• SOURCE DATA
Start of Block

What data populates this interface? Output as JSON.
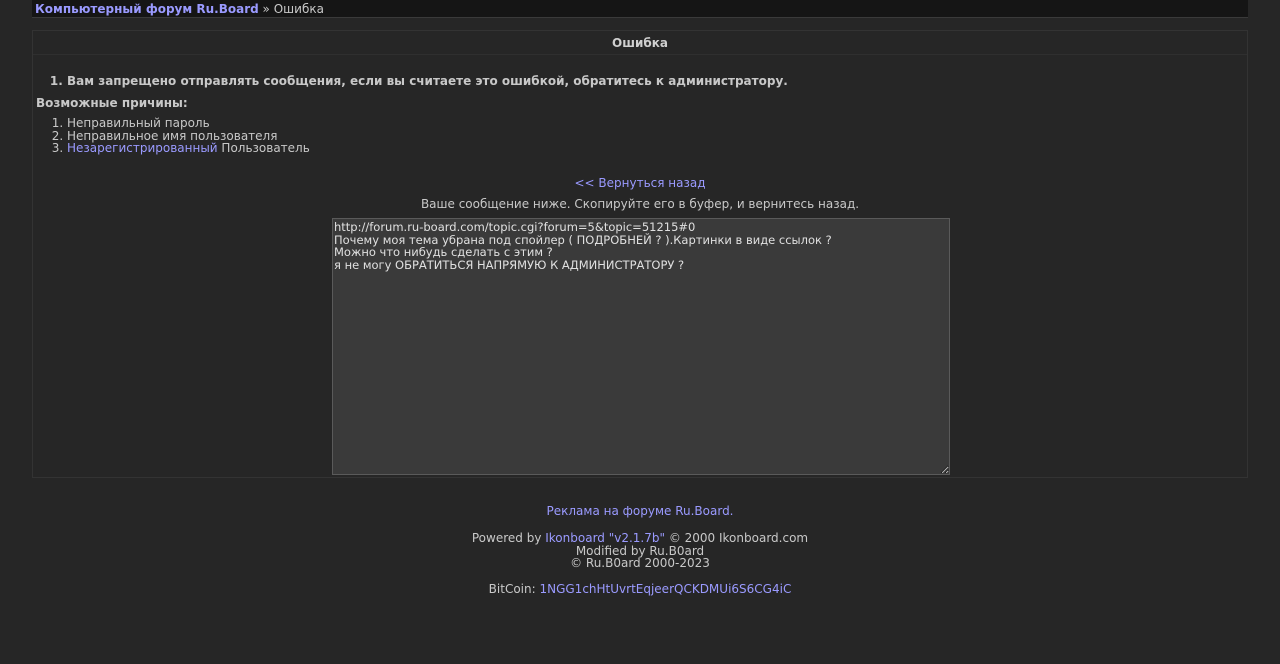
{
  "nav": {
    "forum_link": "Компьютерный форум Ru.Board",
    "separator": "»",
    "current": "Ошибка"
  },
  "panel": {
    "title": "Ошибка",
    "error_message": "Вам запрещено отправлять сообщения, если вы считаете это ошибкой, обратитесь к администратору.",
    "reasons_title": "Возможные причины:",
    "reason_1": "Неправильный пароль",
    "reason_2": "Неправильное имя пользователя",
    "reason_3_link": "Незарегистрированный",
    "reason_3_text": " Пользователь",
    "back_link": "<< Вернуться назад",
    "copy_note": "Ваше сообщение ниже. Скопируйте его в буфер, и вернитесь назад.",
    "message_text": "http://forum.ru-board.com/topic.cgi?forum=5&topic=51215#0\nПочему моя тема убрана под спойлер ( ПОДРОБНЕЙ ? ).Картинки в виде ссылок ?\nМожно что нибудь сделать с этим ?\nя не могу ОБРАТИТЬСЯ НАПРЯМУЮ К АДМИНИСТРАТОРУ ?"
  },
  "footer": {
    "ad_link": "Реклама на форуме Ru.Board.",
    "powered_prefix": "Powered by ",
    "powered_link": "Ikonboard \"v2.1.7b\"",
    "powered_suffix": " © 2000 Ikonboard.com",
    "modified": "Modified by Ru.B0ard",
    "copyright": "© Ru.B0ard 2000-2023",
    "bitcoin_label": "BitCoin: ",
    "bitcoin_address": "1NGG1chHtUvrtEqjeerQCKDMUi6S6CG4iC"
  }
}
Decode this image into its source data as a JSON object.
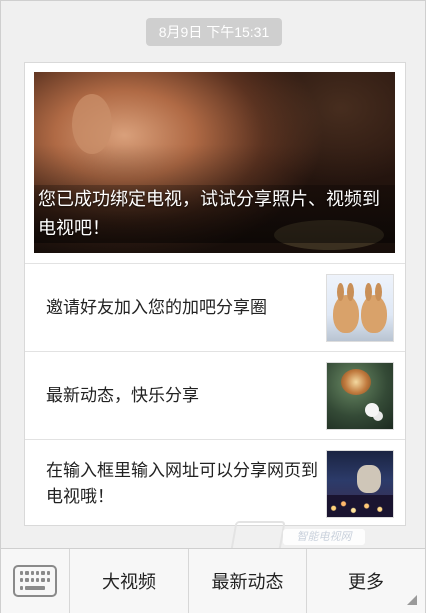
{
  "header": {
    "timestamp": "8月9日 下午15:31"
  },
  "message": {
    "cover": {
      "caption": "您已成功绑定电视，试试分享照片、视频到电视吧！"
    },
    "items": [
      {
        "text": "邀请好友加入您的加吧分享圈",
        "thumb_icon": "rabbits-thumbnail"
      },
      {
        "text": "最新动态，快乐分享",
        "thumb_icon": "snail-thumbnail"
      },
      {
        "text": "在输入框里输入网址可以分享网页到电视哦！",
        "thumb_icon": "city-cat-thumbnail"
      }
    ]
  },
  "watermark": {
    "text": "智能电视网"
  },
  "tabbar": {
    "keyboard_icon": "keyboard-icon",
    "tabs": [
      {
        "label": "大视频"
      },
      {
        "label": "最新动态"
      },
      {
        "label": "更多"
      }
    ]
  },
  "colors": {
    "background": "#f0f0f0",
    "card": "#ffffff",
    "timestamp_bg": "#cfcfcf"
  }
}
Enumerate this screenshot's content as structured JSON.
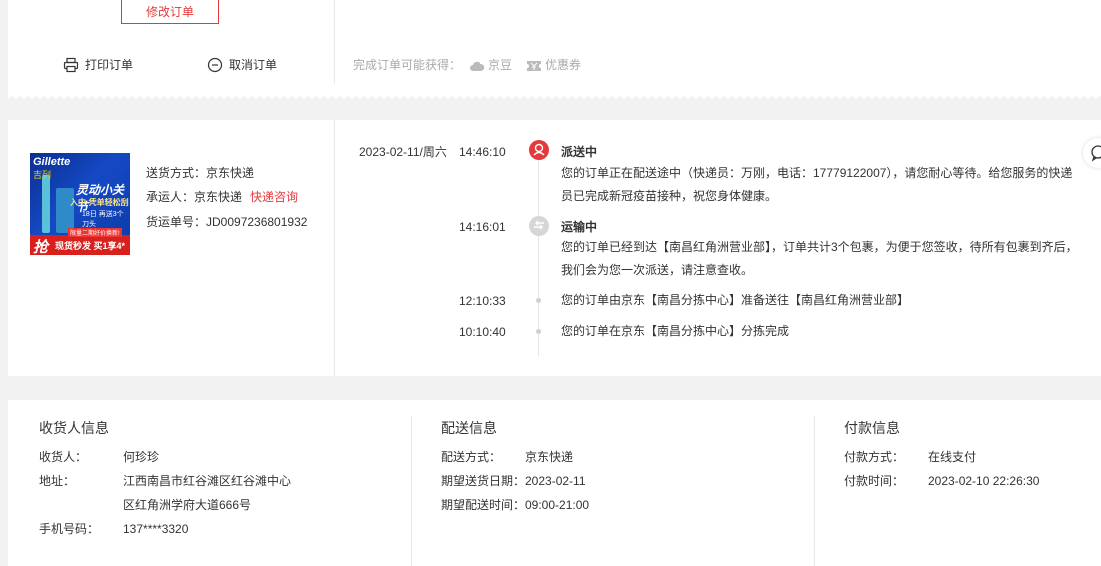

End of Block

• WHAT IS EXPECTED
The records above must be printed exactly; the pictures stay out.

• THE COMPLETED TASK
What data populates this interface? Output as JSON.
{
  "nav": {
    "forum_link": "Компьютерный форум Ru.Board",
    "separator": "»",
    "current": "Ошибка"
  },
  "panel": {
    "title": "Ошибка",
    "error_message": "Вам запрещено отправлять сообщения, если вы считаете это ошибкой, обратитесь к администратору.",
    "reasons_title": "Возможные причины:",
    "reason_1": "Неправильный пароль",
    "reason_2": "Неправильное имя пользователя",
    "reason_3_link": "Незарегистрированный",
    "reason_3_text": " Пользователь",
    "back_link": "<< Вернуться назад",
    "copy_note": "Ваше сообщение ниже. Скопируйте его в буфер, и вернитесь назад.",
    "message_text": "http://forum.ru-board.com/topic.cgi?forum=5&topic=51215#0\nПочему моя тема убрана под спойлер ( ПОДРОБНЕЙ ? ).Картинки в виде ссылок ?\nМожно что нибудь сделать с этим ?\nя не могу ОБРАТИТЬСЯ НАПРЯМУЮ К АДМИНИСТРАТОРУ ?"
  },
  "footer": {
    "ad_link": "Реклама на форуме Ru.Board.",
    "powered_prefix": "Powered by ",
    "powered_link": "Ikonboard \"v2.1.7b\"",
    "powered_suffix": " © 2000 Ikonboard.com",
    "modified": "Modified by Ru.B0ard",
    "copyright": "© Ru.B0ard 2000-2023",
    "bitcoin_label": "BitCoin: ",
    "bitcoin_address": "1NGG1chHtUvrtEqjeerQCKDMUi6S6CG4iC"
  }
}
Decode this image into its source data as a JSON object.
{
  "header": {
    "timestamp": "8月9日 下午15:31"
  },
  "message": {
    "cover": {
      "caption": "您已成功绑定电视，试试分享照片、视频到电视吧！"
    },
    "items": [
      {
        "text": "邀请好友加入您的加吧分享圈",
        "thumb_icon": "rabbits-thumbnail"
      },
      {
        "text": "最新动态，快乐分享",
        "thumb_icon": "snail-thumbnail"
      },
      {
        "text": "在输入框里输入网址可以分享网页到电视哦！",
        "thumb_icon": "city-cat-thumbnail"
      }
    ]
  },
  "watermark": {
    "text": "智能电视网"
  },
  "tabbar": {
    "keyboard_icon": "keyboard-icon",
    "tabs": [
      {
        "label": "大视频"
      },
      {
        "label": "最新动态"
      },
      {
        "label": "更多"
      }
    ]
  },
  "colors": {
    "background": "#f0f0f0",
    "card": "#ffffff",
    "timestamp_bg": "#cfcfcf"
  }
}
Enumerate this screenshot's content as structured JSON.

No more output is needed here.